The “Burnt Canvases” (1973) which hang towards the end are dramatic evidence of that. They are works created out of paint and canvas – and then partially destroyed by fire. It was a gesture typical of Miró (1893-1983) in its anarchistic extremity, and one that – like the other works that form a startling conclusion to the Tate exhibition – suggest that he was just as radical at 80 as at 30, if not more so.
These works are typical in another way: they were burnt, as the catalogue explains, carefully, “a wet mop was used for control and a blowtorch for concentration on specific areas.” That is the paradox of Miró. On the one hand, he was a fiery pioneer of modernism, boldly plunging into areas of ever bolder, starker abstraction. On the other, he was meticulous and industrious (both, like anarchism, typical Catalan qualities).
His starting-point was the agricultural countryside, wonderfully depicted in his early masterpiece, “The Farm” (1921-22. He was good on the combination of the macrocosm and the microcosm. This painting, once owned by Ernest Hemingway, dwells on tiny details – the snail crawling on the earth, the cracks in the barn wall – and also the infinity of blue above. The spectacle of the sky, he said, overwhelmed him.
From that idiom, stylised in a cubist manner but still naturalistic, he moved to something wilder and freer. His paintings of the next decade often seem to consist of nothing but sky, blue paint brushed with fastidious care over the whole surface with just a few vestiges of a subject – the red cap of a Catalan peasant, say, and a couple of wiry lines for his arms and body.

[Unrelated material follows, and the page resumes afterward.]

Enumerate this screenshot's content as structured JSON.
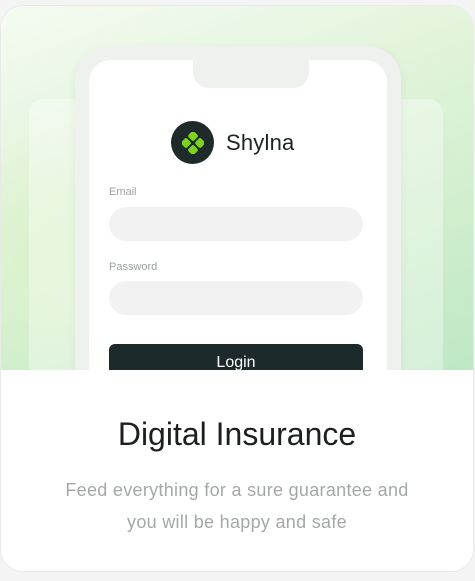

In a way, he just carried on cutting away the inessential. “What will be the direction of my work now?” He asked himself in 1961, and answered, “Sparer and sparer”. Sparest of all perhaps are the three paintings “for the Cell of a Recluse” (1968), each consisting of a single spidery line wandering across a huge expanse of white. The effect is very Spanish – austere, crazy, mystical: almost nothing but, somehow, enough.
From my column in The Lady